"I wish to cause no pain, except where it is deserved." -- Peter Ustinov The legendary Peter Ustinov was one of the world's most versatile and talented contributors to the arts. Ustinov's talents were widely demonstrated both in print and on television. It has been said that reading Ustinov is like listening to a good story told by an old friend. His style exudes a sophistication and charm that captures the imagination, lifts the spirits, and challenges the mind. Readers of this collection will relish the ample wit and telling observations that fill each page. Whether his subject is one of the world's major hot spots or a political/military conflict, the peculiarities of our complex human nature with its many not-so-significant foibles, the quirks of religion and other forms of belief, or just the thoughtful observations of a world traveler, Ustinov Still at Large will tickle your funny bone, strike an emotional chord, and make you realize that people who care can make a difference.
An enthralling collection of nonfiction essays on a myriad of topics--from art and artists to dreams, myths, and memories--observed in #1 New York Times bestselling author Neil Gaiman's probing, amusing, and distinctive style.
An inquisitive observer, thoughtful commentator, and assiduous craftsman, Neil Gaiman has long been celebrated for the sharp intellect and startling imagination that informs his bestselling fiction. Now, The View from the Cheap Seats brings together for the first time ever more than sixty pieces of his outstanding nonfiction. Analytical yet playful, erudite yet accessible, this cornucopia explores a broad range of interests and topics, including (but not limited to): authors past and present; music; storytelling; comics; bookshops; travel; fairy tales; America; inspiration; libraries; ghosts; and the title piece, at turns touching and self-deprecating, which recounts the author's experiences at the 2010 Academy Awards in Hollywood.
Insightful, incisive, witty, and wise, The View from the Cheap Seats explores the issues and subjects that matter most to Neil Gaiman--offering a glimpse into the head and heart of one of the most acclaimed, beloved, and influential artists of our time.

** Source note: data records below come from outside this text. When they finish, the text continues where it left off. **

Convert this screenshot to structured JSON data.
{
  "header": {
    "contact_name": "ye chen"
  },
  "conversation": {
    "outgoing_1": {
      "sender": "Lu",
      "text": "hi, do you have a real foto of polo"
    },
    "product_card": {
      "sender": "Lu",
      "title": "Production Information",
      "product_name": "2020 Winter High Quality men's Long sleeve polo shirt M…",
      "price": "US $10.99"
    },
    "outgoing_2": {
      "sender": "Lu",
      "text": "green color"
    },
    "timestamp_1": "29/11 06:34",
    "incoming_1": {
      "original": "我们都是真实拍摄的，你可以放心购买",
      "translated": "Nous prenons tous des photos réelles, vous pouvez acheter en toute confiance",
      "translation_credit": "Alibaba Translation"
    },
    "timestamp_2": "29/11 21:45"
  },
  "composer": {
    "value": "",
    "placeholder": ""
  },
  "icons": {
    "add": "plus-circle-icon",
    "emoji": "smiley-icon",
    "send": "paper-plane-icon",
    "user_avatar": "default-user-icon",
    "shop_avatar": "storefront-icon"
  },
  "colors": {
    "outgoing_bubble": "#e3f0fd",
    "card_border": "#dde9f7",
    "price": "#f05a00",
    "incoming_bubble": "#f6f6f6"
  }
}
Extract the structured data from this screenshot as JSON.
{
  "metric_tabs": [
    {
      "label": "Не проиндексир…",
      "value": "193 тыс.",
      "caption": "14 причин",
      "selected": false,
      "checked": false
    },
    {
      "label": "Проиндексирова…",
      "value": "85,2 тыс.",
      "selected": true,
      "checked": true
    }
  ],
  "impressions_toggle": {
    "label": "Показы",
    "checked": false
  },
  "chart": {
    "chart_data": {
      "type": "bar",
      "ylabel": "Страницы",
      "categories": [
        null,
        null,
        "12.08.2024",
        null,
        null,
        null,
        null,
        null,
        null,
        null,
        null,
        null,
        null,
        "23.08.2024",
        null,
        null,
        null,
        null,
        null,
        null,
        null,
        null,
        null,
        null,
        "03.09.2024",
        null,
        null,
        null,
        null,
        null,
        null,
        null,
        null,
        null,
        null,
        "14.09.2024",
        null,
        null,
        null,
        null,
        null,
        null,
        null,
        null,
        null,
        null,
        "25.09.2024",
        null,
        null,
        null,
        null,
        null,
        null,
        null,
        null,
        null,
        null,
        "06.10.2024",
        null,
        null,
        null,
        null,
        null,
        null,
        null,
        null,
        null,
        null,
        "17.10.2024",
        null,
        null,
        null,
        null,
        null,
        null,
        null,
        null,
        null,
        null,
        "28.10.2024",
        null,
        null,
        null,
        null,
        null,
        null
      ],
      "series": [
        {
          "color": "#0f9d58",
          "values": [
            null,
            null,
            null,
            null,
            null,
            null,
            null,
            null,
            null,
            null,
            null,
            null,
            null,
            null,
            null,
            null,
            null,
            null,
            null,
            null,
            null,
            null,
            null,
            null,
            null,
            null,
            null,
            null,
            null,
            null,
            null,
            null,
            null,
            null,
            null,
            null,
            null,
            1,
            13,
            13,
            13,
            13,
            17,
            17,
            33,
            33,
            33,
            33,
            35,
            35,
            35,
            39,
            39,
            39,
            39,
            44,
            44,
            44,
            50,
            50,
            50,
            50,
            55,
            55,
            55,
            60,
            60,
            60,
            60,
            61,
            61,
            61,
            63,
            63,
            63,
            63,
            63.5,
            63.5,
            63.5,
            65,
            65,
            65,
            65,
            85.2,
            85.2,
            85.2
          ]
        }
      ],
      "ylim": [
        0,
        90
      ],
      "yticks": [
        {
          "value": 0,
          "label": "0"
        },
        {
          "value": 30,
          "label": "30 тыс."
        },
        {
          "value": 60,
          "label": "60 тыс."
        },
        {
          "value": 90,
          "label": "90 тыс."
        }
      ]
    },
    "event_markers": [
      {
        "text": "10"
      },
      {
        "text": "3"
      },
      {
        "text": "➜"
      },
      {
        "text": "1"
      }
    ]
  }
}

Whether he is cheering for untamed mountain sheep or braving a high-country storm that would sweep away lesser mortals, John Muir--naturalist, author, and advocate--is forever passionate, often droll, and always inspirational. This collection of his little-known pieces have been culled from private letters, magazine articles, and personal journals from deep in the archives. In Bonnie Gisel's able hands, Muir takes the reader on thrilling adventures and remarkable discoveries. His first summit of Half Dome, his great epiphany about the "living glaciers of the Sierra," and his jolly ode to the giant sequoia are all presented here with awe and affection. A nearly penniless young Muir sleeps under the stars in a Florida graveyard. Muir the father prods his wife in the back with a stick, "helping" her up Yosemite's Four Mile Trail. And an older yet still adventurous Muir summits Mount Rainier and survives the perilously icy descent. Certain to delight fans of The Wild Muir, these audacious exploits reveal John Muir's boundless curiosity and love of all things wild.